Communicating skills: Interpreting belongs to the service industry. So as a service, being able to communicate with your clients is a vital skill. Interpreters need flexible communication skills to survive in many different environments, such as court rooms and their tense atmosphere, to the bonhomie found at sales talks, or the acute technical details found at academic conferences.

Researching: Interpreters spend a significant amount of time on research. This takes place prior to the actual performance. An hour long session of interpreting can require days, even weeks, of research for it to be successful. Research allows the interpreter to familiarise themselves with the terminology and theories that are going to be employed during a speech or conference. Interpretation without research is in some cases impossible. If you don’t know what is being said then how can you translate?! A good interpreter immerses themselves within their particular field, becoming expert in their chosen subject.

Drawing skills: We interpreters are artists when it comes to taking notes. During consecutive interpreting, we usually make quick notes of the speech. But of course we don’t have much time for writing down stuff, nor can we spend much time looking at the notes when performing; we have to talk to the audience, not to our notes! So we take notes through the medium of drawing, or rather, in symbols! The symbols need to be simple enough to scribble down and meaningful enough to allow us to understand the logical flow and the details in just one glance.

Last but definitely not least…

Sense of conciseness: This, I find most difficult to improve (I’m going to have trouble explaining conciseness concisely, oh dear!… But here I go!). The best translation that suits the context and the intention of the speech may not be the translation you find in the dictionary. A good interpreter never burdens the audience with the task of trying to understand the interpretations; they are like a guide on a cruise liner, taking with them passengers for a seaside tour in the greatest of comfort. A bad interpreter however, forces their passengers to balance out the back of the boat on water skis, whilst showing them the same scenery. Exercising the skills of conciseness in the midst of interpreting is not an easy task, and it comes only through lots and lots of practice. It is an art form, and when it is done right it is beautiful!

As you can see, interpreting can be a very demanding job.
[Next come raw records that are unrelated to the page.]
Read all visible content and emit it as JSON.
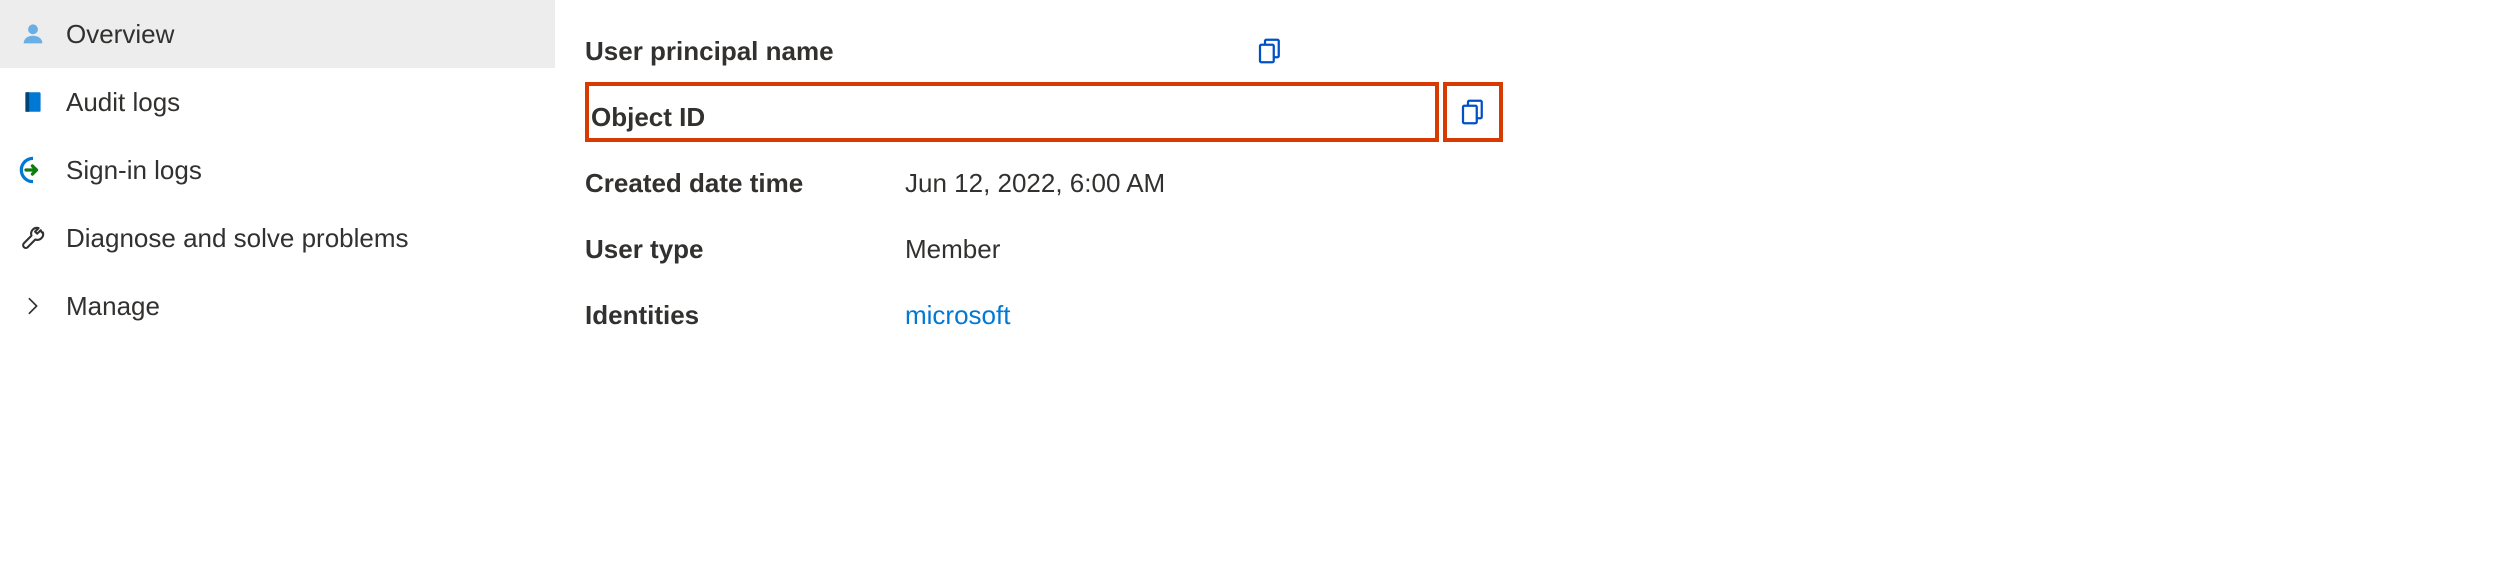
{
  "sidebar": {
    "items": {
      "overview": {
        "label": "Overview"
      },
      "audit_logs": {
        "label": "Audit logs"
      },
      "signin_logs": {
        "label": "Sign-in logs"
      },
      "diagnose": {
        "label": "Diagnose and solve problems"
      },
      "manage": {
        "label": "Manage"
      }
    }
  },
  "properties": {
    "upn": {
      "label": "User principal name",
      "value": ""
    },
    "object_id": {
      "label": "Object ID",
      "value": ""
    },
    "created": {
      "label": "Created date time",
      "value": "Jun 12, 2022, 6:00 AM"
    },
    "user_type": {
      "label": "User type",
      "value": "Member"
    },
    "identities": {
      "label": "Identities",
      "value": "microsoft"
    }
  },
  "colors": {
    "highlight": "#d83b01",
    "link": "#0078d4",
    "icon_blue": "#0078d4",
    "icon_green": "#107c10"
  }
}
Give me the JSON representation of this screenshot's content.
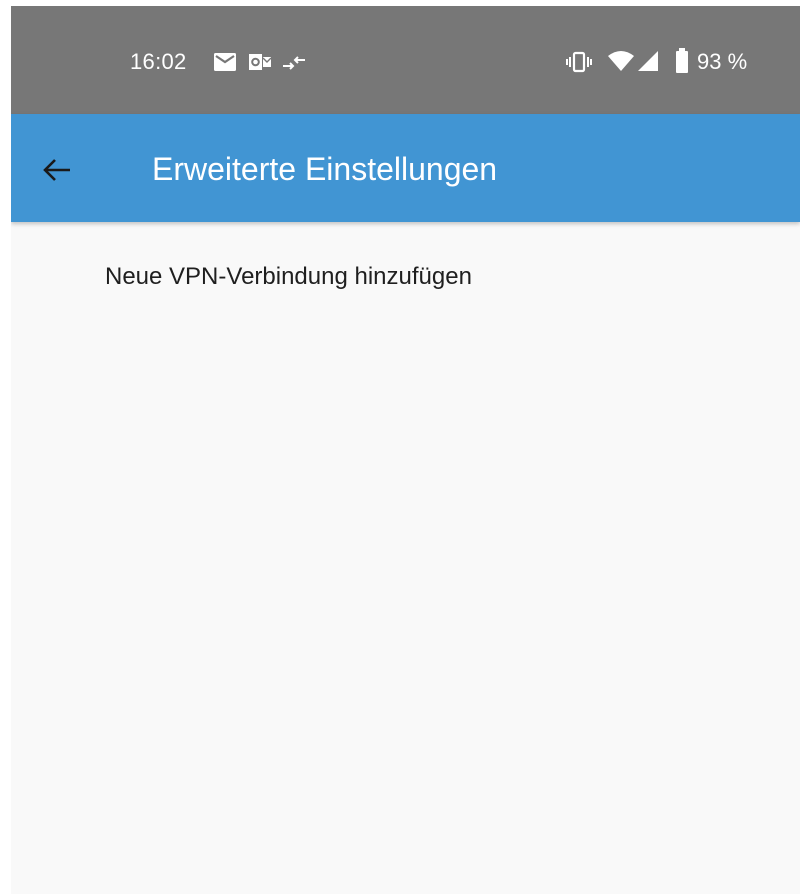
{
  "status_bar": {
    "time": "16:02",
    "battery_percent": "93 %",
    "notification_icons": [
      "mail-icon",
      "outlook-icon",
      "data-transfer-icon"
    ],
    "system_icons": [
      "vibrate-icon",
      "wifi-icon",
      "cellular-signal-icon",
      "battery-icon"
    ]
  },
  "app_bar": {
    "title": "Erweiterte Einstellungen",
    "back_icon": "arrow-back-icon",
    "color": "#4195d3"
  },
  "list": {
    "items": [
      {
        "label": "Neue VPN-Verbindung hinzufügen"
      }
    ]
  }
}
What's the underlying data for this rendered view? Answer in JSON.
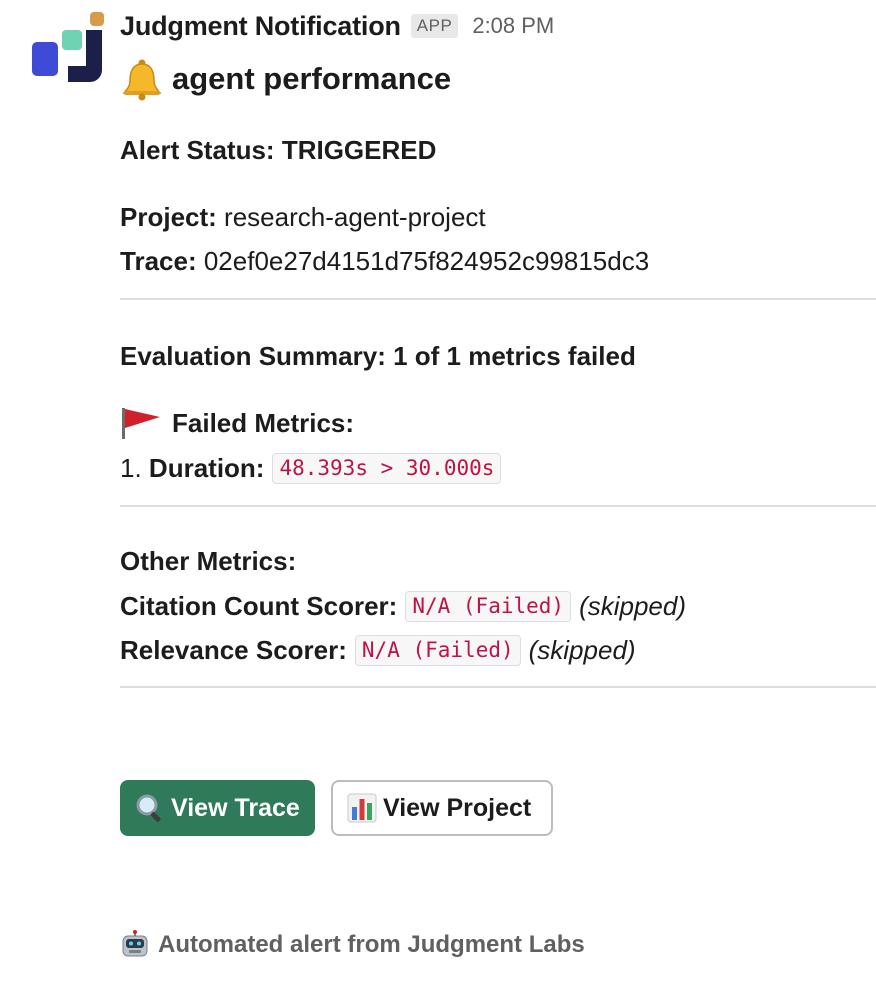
{
  "message": {
    "sender": "Judgment Notification",
    "app_badge": "APP",
    "timestamp": "2:08 PM",
    "title": "agent performance",
    "title_icon": "bell-icon"
  },
  "alert": {
    "status_label": "Alert Status:",
    "status_value": "TRIGGERED",
    "project_label": "Project:",
    "project_value": "research-agent-project",
    "trace_label": "Trace:",
    "trace_value": "02ef0e27d4151d75f824952c99815dc3"
  },
  "summary": {
    "text": "Evaluation Summary: 1 of 1 metrics failed"
  },
  "failed_metrics": {
    "heading": "Failed Metrics:",
    "heading_icon": "red-flag-icon",
    "items": [
      {
        "number": "1.",
        "name": "Duration:",
        "value": "48.393s > 30.000s"
      }
    ]
  },
  "other_metrics": {
    "heading": "Other Metrics:",
    "items": [
      {
        "name": "Citation Count Scorer:",
        "value": "N/A (Failed)",
        "note": "(skipped)"
      },
      {
        "name": "Relevance Scorer:",
        "value": "N/A (Failed)",
        "note": "(skipped)"
      }
    ]
  },
  "actions": {
    "view_trace_label": "View Trace",
    "view_trace_icon": "magnifier-icon",
    "view_project_label": "View Project",
    "view_project_icon": "bar-chart-icon"
  },
  "footer": {
    "text": "Automated alert from Judgment Labs",
    "icon": "robot-icon"
  },
  "colors": {
    "primary_button": "#2f7a58",
    "code_text": "#c01343",
    "muted_text": "#616061"
  }
}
It comes with everyday hard work. The process of striving for something and then accomplishing it is definitely exciting. Now put that in your pipe and smoke it, my roommate from the hostel! 😉